PROVIDED MATERIAL section start

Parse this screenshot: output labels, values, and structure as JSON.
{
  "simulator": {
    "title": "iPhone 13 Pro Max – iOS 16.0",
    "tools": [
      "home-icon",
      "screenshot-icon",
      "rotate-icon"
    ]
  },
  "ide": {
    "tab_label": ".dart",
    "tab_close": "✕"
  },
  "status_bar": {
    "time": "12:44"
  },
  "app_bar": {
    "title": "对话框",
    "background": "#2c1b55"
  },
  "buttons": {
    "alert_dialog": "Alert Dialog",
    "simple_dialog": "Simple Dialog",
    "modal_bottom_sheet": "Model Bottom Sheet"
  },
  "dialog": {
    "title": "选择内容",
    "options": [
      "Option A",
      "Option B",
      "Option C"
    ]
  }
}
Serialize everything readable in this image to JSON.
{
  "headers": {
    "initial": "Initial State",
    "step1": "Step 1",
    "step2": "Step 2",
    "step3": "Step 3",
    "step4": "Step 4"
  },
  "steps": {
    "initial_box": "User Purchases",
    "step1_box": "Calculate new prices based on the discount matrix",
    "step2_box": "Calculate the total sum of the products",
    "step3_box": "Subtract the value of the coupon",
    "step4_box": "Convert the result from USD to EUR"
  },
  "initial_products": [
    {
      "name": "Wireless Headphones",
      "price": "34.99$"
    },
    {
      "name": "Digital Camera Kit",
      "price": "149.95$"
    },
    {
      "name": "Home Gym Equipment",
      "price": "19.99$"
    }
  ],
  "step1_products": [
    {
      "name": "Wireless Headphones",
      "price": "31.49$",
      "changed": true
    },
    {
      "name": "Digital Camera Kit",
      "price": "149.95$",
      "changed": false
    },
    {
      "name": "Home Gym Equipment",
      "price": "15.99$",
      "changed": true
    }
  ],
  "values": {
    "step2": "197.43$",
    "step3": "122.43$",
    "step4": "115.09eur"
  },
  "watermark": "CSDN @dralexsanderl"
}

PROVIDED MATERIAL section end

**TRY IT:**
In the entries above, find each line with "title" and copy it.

**RESPONSE TO THIS TASK:**
    "title": "iPhone 13 Pro Max – iOS 16.0",
    "title": "对话框",
    "title": "选择内容",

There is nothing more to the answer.